[Data about app and page elements]
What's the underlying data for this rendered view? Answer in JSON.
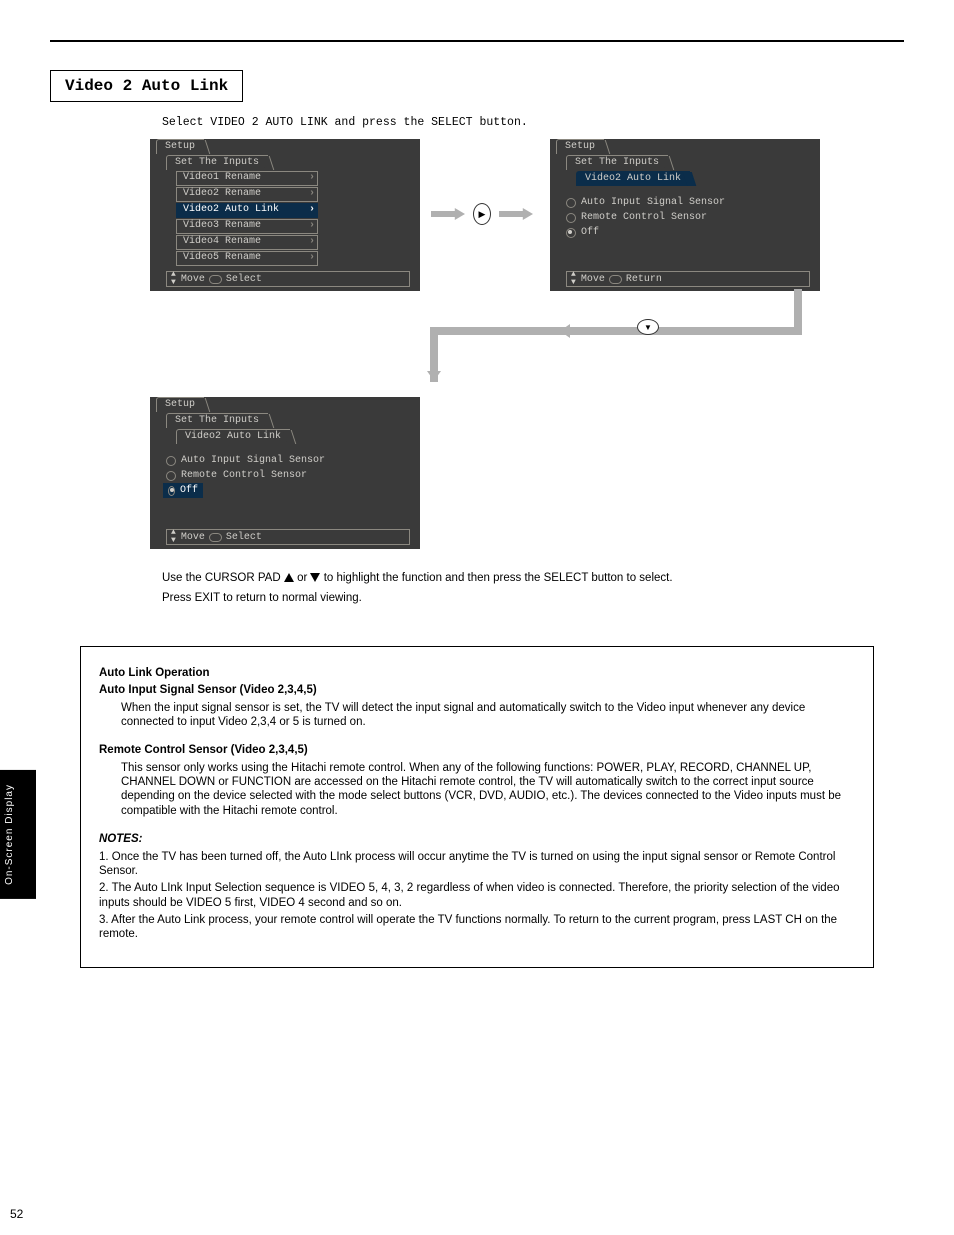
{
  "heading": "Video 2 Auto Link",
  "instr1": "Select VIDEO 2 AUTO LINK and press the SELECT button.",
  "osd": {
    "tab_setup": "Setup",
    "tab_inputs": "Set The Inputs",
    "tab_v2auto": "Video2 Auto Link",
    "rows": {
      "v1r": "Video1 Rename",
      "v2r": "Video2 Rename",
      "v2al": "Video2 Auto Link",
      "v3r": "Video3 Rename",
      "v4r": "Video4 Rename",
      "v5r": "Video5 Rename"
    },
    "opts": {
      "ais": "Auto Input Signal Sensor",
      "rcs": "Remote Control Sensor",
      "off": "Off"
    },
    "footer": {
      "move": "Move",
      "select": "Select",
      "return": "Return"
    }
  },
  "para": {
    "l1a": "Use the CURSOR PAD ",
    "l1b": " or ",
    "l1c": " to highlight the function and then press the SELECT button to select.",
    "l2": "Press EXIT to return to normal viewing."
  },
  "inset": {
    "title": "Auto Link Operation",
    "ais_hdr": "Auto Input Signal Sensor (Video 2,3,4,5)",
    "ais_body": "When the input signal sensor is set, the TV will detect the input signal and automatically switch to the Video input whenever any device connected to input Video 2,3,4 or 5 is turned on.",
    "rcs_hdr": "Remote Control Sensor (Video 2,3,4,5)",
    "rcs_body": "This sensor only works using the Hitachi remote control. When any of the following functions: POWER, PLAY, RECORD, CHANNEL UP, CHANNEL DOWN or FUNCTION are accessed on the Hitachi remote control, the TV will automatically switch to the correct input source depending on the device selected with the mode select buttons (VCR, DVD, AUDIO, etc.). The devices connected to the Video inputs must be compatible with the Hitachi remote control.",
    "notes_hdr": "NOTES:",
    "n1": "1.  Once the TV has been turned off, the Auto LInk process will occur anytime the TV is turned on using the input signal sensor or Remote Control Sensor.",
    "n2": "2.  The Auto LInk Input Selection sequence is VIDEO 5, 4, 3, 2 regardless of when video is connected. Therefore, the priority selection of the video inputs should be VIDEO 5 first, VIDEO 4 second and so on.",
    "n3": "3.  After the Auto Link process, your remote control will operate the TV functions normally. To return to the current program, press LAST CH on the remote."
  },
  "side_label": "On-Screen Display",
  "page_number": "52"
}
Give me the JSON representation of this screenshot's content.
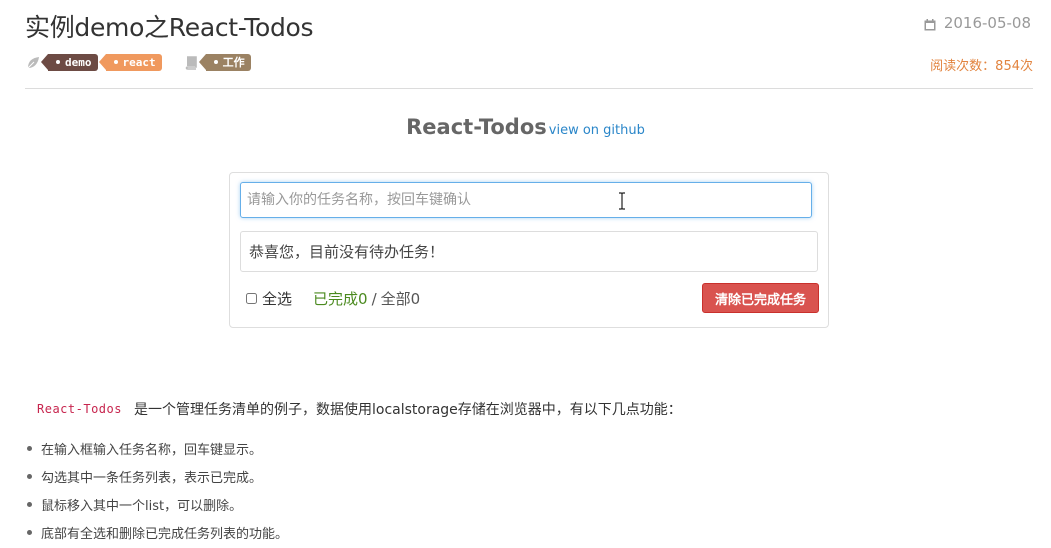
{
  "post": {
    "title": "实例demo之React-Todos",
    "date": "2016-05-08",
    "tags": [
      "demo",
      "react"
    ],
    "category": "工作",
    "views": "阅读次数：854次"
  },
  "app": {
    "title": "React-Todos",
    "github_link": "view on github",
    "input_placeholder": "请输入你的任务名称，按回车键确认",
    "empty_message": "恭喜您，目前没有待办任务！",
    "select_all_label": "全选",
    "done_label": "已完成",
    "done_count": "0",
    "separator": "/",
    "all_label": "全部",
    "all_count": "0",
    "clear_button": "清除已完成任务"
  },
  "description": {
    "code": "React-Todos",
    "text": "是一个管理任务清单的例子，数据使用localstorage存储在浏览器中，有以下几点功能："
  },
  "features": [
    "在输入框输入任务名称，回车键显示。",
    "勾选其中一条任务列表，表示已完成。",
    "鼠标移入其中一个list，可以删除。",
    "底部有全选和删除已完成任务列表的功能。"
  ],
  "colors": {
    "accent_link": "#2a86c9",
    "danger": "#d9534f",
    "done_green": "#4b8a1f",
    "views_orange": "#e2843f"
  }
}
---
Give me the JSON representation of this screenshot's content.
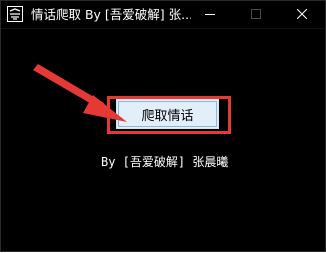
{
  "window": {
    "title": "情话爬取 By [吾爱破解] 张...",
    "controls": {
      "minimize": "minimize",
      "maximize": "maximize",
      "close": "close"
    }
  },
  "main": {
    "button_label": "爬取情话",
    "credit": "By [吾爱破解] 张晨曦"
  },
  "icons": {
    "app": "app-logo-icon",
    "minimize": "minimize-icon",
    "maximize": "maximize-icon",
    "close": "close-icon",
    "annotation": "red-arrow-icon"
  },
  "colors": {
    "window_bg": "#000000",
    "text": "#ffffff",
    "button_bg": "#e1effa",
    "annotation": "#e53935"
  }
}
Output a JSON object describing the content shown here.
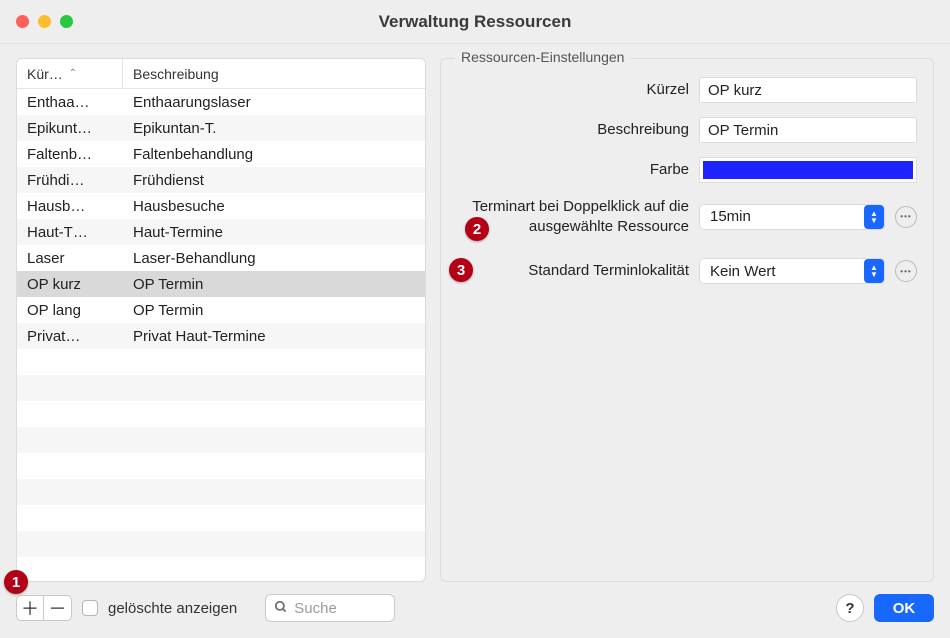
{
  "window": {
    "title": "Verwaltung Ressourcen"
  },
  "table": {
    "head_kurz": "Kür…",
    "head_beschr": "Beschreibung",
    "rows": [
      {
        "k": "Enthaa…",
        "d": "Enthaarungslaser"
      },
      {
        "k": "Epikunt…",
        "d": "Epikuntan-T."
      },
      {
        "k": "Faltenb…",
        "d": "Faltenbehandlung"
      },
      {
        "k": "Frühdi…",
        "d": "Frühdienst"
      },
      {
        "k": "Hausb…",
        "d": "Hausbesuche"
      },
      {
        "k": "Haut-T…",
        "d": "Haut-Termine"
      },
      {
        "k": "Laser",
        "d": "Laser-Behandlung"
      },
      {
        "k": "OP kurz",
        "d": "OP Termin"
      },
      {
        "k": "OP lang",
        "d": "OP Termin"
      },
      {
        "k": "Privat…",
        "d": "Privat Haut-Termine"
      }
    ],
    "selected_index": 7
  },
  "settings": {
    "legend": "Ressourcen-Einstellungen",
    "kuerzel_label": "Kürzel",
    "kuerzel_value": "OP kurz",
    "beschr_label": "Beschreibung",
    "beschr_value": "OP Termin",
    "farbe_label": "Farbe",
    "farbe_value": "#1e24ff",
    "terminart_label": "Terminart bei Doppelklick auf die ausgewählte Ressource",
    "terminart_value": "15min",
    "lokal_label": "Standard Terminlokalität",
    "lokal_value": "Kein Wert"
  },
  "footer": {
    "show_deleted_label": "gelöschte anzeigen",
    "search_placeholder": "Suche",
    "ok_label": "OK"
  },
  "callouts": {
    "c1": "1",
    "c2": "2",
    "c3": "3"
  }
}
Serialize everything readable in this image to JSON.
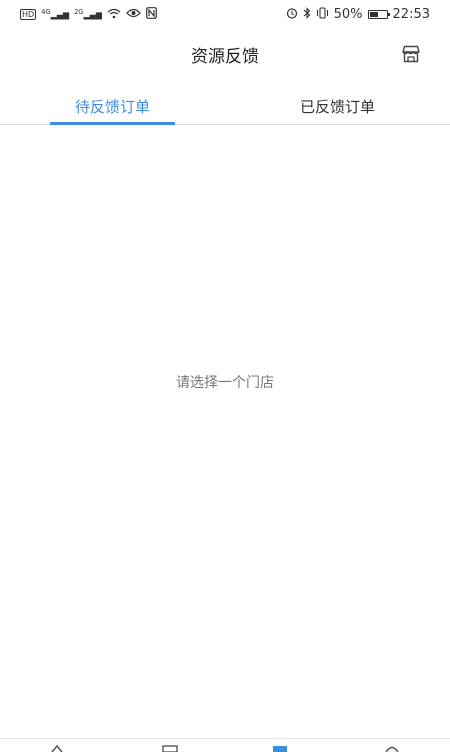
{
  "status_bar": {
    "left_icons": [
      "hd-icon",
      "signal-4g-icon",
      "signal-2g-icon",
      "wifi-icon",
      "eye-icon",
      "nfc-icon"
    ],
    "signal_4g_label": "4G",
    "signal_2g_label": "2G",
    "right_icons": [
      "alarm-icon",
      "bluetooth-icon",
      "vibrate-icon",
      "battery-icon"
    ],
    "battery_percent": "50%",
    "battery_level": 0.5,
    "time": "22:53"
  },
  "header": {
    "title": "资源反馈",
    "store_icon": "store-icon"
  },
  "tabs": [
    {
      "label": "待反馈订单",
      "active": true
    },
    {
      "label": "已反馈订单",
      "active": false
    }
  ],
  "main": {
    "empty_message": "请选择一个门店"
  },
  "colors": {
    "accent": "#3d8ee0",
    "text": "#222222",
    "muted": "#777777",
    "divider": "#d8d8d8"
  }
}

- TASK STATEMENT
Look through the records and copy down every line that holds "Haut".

- ANSWER AREA
        "k": "Haut-T…",
        "d": "Haut-Termine"
        "d": "Privat Haut-Termine"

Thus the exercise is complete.